With Otterize, they no longer have to.
Otterize allows developers to declaratively map appropriate permissions for every API, without needing to integrate different identity systems, orchestrate API communication platforms, or configure an API’s capabilities.
At the core of Otterize’s platform is an “access graph”, which has a contextual understanding of what data and which capabilities are being consumed by which clients. With the graph, developers can visually observe the interdependencies that their services have on each other. Otterize can then automatically generate intents based on observed traffic in the graph, or developers can declare their own client intents using Otterize’s Policy Designer. All of this allows developers to implement intent-based access control in a service-to-service architecture.
The Otterize Access Graph
The best part is that developers do not have to worry about deploying Otterize and seeing a break in API access from one of their services, as Otterize offers a shadow mode whereby developers can see in advance what will be allowed or blocked, before running it in enforcement mode.
Otterize is not just another policy engine – it is a complete reimagining of how services can securely access each other’s API’s with as little developer friction as possible. For developers, there is no need to configure permissions. Just write code.

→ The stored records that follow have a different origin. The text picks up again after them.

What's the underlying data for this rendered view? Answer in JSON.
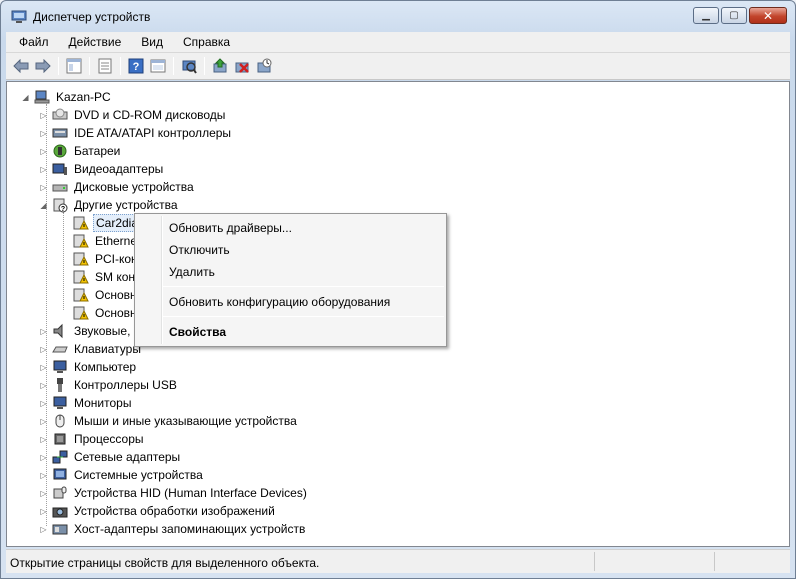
{
  "window": {
    "title": "Диспетчер устройств"
  },
  "menu": [
    "Файл",
    "Действие",
    "Вид",
    "Справка"
  ],
  "toolbar": {
    "icons": [
      "back-arrow-icon",
      "forward-arrow-icon",
      "show-hide-tree-icon",
      "properties-icon",
      "help-icon",
      "view-icon",
      "scan-hardware-icon",
      "update-driver-icon",
      "uninstall-icon",
      "disable-icon"
    ]
  },
  "tree": {
    "root": "Kazan-PC",
    "categories": [
      "DVD и CD-ROM дисководы",
      "IDE ATA/ATAPI контроллеры",
      "Батареи",
      "Видеоадаптеры",
      "Дисковые устройства",
      "Другие устройства",
      "Звуковые, ",
      "Клавиатуры",
      "Компьютер",
      "Контроллеры USB",
      "Мониторы",
      "Мыши и иные указывающие устройства",
      "Процессоры",
      "Сетевые адаптеры",
      "Системные устройства",
      "Устройства HID (Human Interface Devices)",
      "Устройства обработки изображений",
      "Хост-адаптеры запоминающих устройств"
    ],
    "other_devices": [
      "Car2dia",
      "Etherne",
      "PCI-кон",
      "SM конт",
      "Основн",
      "Основн"
    ]
  },
  "context_menu": {
    "update_drivers": "Обновить драйверы...",
    "disable": "Отключить",
    "uninstall": "Удалить",
    "scan": "Обновить конфигурацию оборудования",
    "properties": "Свойства"
  },
  "status": {
    "text": "Открытие страницы свойств для выделенного объекта."
  }
}
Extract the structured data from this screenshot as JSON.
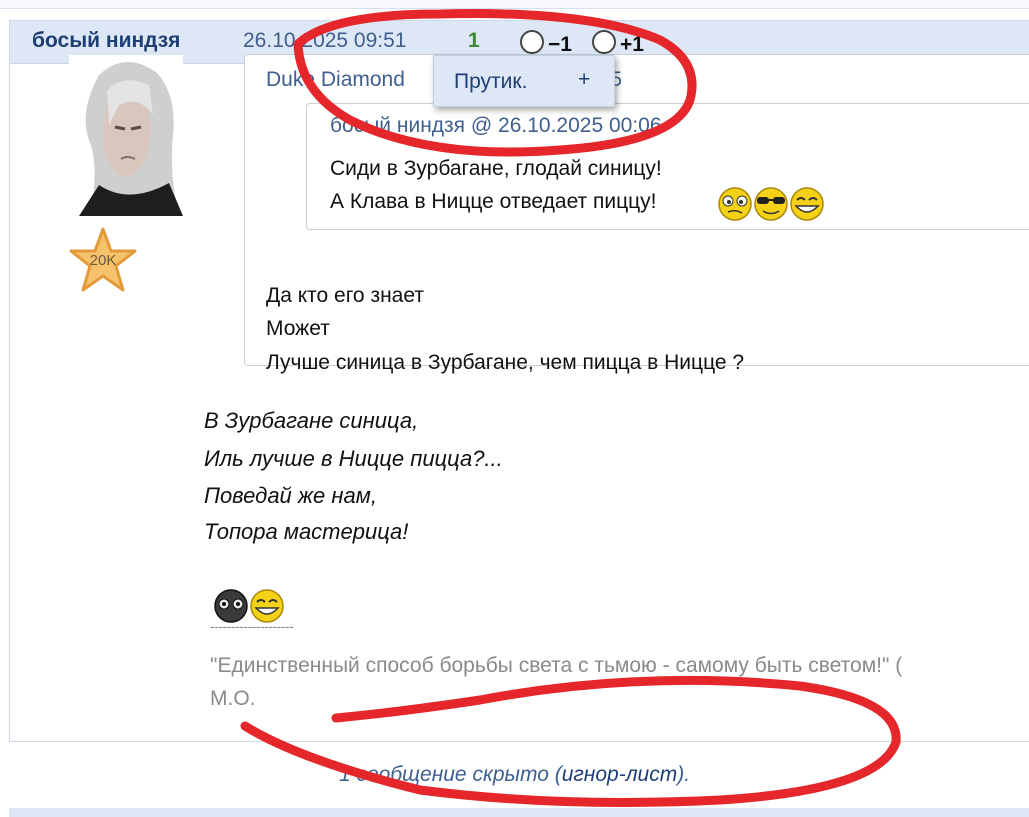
{
  "post": {
    "author": "босый ниндзя",
    "date": "26.10.2025 09:51",
    "rating": "1",
    "vote_minus_label": "−1",
    "vote_plus_label": "+1",
    "badge_label": "20K"
  },
  "popup": {
    "label": "Прутик.",
    "plus": "+"
  },
  "outer_quote": {
    "author_visible": "Duke Diamond",
    "time_fragment": ":35",
    "lines": [
      "Да кто его знает",
      "Может",
      "Лучше синица в Зурбагане, чем пицца в Ницце ?"
    ]
  },
  "inner_quote": {
    "header": "босый ниндзя @ 26.10.2025 00:06",
    "lines": [
      "Сиди в Зурбагане, глодай синицу!",
      "А Клава в Ницце отведает пиццу!"
    ]
  },
  "poem": [
    "В Зурбагане синица,",
    "Иль лучше в Ницце пицца?...",
    "Поведай же нам,",
    "Топора мастерица!"
  ],
  "signature": {
    "dashes": "--------------------",
    "quote": "\"Единственный способ борьбы света с тьмою - самому быть светом!\" (",
    "author": "М.О."
  },
  "hidden": {
    "prefix": "1 сообщение скрыто (",
    "link": "игнор-лист",
    "suffix": ")."
  },
  "colors": {
    "header_bg": "#dde7f5",
    "author": "#1e3f74",
    "link": "#3f5f8f",
    "rating_green": "#3b8a2e",
    "marker_red": "#e5262b"
  }
}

We at Crew Capital are tremendously excited to be working with Otterize’s founders, Tomer Greenwald, Ori Shoshan, and Uri Sarid, as they revolutionize service-to-service access with IBAC. We’ve been investors in the company since day one, and are thrilled to be investing alongside our friends at Index Ventures, Dig Ventures, and other amazing firms and angels, in the company’s seed financing round.